Look through the material below and give the number of lines holding "text", with no other words.

> **Provided records**
-- Opening Marker --
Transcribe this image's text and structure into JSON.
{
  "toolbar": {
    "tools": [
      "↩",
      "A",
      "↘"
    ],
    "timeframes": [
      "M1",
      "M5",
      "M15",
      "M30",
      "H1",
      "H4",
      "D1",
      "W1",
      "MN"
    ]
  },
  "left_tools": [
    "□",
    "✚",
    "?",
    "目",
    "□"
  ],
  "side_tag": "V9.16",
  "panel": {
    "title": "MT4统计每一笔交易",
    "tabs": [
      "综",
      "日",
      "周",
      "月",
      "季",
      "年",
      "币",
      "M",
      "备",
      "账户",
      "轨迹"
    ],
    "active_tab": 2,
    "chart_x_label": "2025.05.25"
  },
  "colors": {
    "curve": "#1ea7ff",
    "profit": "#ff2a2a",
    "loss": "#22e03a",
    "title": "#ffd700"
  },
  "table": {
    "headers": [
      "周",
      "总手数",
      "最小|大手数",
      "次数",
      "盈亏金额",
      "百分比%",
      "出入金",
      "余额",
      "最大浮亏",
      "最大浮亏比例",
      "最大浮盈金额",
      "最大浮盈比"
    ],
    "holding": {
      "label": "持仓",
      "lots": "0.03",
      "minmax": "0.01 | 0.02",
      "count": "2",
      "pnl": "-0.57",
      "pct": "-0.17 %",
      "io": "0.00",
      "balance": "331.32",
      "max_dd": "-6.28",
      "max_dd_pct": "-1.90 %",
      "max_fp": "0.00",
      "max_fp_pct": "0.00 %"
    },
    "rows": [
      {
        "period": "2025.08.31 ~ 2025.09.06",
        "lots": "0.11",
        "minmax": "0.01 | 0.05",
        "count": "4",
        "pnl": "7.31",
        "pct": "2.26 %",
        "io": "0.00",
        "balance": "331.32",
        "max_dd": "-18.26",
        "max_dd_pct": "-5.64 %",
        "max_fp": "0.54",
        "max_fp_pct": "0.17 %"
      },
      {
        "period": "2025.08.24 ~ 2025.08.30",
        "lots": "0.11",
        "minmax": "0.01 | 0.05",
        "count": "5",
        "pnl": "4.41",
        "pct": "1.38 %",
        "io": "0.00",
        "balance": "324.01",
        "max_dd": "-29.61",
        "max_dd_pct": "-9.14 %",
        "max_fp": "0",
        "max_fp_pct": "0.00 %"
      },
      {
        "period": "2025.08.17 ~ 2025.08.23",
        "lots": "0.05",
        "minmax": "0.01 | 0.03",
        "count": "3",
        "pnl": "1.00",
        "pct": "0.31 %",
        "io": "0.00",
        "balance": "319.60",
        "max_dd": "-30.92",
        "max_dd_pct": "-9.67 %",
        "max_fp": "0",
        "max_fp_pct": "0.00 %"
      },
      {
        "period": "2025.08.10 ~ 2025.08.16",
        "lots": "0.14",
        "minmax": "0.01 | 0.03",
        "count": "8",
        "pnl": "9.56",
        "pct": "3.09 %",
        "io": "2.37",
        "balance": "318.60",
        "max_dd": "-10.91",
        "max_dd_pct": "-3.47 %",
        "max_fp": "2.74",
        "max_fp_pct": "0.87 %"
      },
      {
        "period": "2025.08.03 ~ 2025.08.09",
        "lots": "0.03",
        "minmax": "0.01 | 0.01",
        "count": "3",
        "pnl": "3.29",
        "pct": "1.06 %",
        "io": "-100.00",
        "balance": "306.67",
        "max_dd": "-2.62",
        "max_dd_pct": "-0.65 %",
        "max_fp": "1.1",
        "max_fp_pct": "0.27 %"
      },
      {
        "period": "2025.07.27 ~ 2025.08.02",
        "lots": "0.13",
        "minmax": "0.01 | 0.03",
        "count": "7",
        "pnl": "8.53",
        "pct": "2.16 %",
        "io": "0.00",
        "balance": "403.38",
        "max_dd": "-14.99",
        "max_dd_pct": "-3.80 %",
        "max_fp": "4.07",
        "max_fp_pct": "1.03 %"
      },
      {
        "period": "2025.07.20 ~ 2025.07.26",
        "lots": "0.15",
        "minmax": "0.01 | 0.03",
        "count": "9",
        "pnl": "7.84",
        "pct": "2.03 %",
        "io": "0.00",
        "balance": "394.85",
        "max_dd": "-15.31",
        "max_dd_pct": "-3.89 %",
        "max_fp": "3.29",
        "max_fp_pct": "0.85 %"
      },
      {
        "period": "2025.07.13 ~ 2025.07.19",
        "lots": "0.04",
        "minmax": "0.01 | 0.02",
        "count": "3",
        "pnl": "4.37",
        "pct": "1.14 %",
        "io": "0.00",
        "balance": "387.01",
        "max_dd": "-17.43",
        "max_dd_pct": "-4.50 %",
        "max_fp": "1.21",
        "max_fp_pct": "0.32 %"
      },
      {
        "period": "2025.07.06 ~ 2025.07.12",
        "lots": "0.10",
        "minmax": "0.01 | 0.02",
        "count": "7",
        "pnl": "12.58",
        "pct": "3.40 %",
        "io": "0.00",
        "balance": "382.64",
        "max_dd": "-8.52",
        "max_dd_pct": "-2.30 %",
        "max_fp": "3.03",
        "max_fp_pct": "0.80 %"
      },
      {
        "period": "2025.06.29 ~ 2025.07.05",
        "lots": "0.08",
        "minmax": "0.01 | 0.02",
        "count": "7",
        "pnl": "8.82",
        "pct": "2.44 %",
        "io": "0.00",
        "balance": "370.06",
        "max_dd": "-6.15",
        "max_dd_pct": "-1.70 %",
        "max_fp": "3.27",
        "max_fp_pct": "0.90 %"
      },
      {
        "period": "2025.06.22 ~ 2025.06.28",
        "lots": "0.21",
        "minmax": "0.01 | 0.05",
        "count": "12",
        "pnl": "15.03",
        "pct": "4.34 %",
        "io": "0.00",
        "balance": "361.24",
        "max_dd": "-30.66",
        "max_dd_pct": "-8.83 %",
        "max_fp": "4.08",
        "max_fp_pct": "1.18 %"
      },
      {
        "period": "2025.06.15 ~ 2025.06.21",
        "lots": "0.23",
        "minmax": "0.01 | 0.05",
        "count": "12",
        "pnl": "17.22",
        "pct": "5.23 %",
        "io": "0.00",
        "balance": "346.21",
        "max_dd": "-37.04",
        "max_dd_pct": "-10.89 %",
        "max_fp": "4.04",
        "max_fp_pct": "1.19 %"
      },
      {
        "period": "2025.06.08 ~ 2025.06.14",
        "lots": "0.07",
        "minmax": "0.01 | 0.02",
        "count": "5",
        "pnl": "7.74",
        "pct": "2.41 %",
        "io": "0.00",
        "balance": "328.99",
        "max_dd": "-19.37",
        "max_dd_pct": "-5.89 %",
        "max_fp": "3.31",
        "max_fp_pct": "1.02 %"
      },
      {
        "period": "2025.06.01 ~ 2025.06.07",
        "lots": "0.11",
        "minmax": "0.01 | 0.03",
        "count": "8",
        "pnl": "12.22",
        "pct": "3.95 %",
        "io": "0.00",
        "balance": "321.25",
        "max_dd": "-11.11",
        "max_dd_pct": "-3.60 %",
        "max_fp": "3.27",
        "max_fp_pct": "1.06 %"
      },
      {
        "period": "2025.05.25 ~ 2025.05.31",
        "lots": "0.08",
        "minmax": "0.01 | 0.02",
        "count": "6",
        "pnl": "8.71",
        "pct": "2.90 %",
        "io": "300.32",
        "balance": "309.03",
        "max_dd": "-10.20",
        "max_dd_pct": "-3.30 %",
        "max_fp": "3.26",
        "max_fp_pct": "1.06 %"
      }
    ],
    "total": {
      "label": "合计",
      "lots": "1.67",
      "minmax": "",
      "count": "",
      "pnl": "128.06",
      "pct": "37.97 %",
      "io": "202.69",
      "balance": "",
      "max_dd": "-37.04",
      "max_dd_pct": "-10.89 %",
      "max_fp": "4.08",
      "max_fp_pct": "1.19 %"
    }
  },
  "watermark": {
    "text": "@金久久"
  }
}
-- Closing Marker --
> **Task solution**
2